BEGIN Records provided

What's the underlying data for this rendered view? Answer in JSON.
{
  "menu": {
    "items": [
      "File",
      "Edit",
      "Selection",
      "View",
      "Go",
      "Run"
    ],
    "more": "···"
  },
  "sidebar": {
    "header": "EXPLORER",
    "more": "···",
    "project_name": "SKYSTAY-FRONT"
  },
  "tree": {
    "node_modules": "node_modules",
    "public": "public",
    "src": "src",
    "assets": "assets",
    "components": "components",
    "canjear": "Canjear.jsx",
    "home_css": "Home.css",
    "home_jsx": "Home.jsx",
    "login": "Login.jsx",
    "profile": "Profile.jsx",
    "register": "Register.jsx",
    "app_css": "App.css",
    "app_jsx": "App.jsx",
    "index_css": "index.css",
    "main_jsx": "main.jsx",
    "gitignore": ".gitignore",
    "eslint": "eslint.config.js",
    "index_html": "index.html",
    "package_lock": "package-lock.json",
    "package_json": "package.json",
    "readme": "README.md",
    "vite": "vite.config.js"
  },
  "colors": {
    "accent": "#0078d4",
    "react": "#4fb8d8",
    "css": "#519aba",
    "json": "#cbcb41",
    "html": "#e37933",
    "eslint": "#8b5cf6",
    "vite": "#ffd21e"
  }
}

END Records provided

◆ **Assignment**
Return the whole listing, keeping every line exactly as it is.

◆ **Response to this task**
What's the underlying data for this rendered view? Answer in JSON.
{
  "menu": {
    "items": [
      "File",
      "Edit",
      "Selection",
      "View",
      "Go",
      "Run"
    ],
    "more": "···"
  },
  "sidebar": {
    "header": "EXPLORER",
    "more": "···",
    "project_name": "SKYSTAY-FRONT"
  },
  "tree": {
    "node_modules": "node_modules",
    "public": "public",
    "src": "src",
    "assets": "assets",
    "components": "components",
    "canjear": "Canjear.jsx",
    "home_css": "Home.css",
    "home_jsx": "Home.jsx",
    "login": "Login.jsx",
    "profile": "Profile.jsx",
    "register": "Register.jsx",
    "app_css": "App.css",
    "app_jsx": "App.jsx",
    "index_css": "index.css",
    "main_jsx": "main.jsx",
    "gitignore": ".gitignore",
    "eslint": "eslint.config.js",
    "index_html": "index.html",
    "package_lock": "package-lock.json",
    "package_json": "package.json",
    "readme": "README.md",
    "vite": "vite.config.js"
  },
  "colors": {
    "accent": "#0078d4",
    "react": "#4fb8d8",
    "css": "#519aba",
    "json": "#cbcb41",
    "html": "#e37933",
    "eslint": "#8b5cf6",
    "vite": "#ffd21e"
  }
}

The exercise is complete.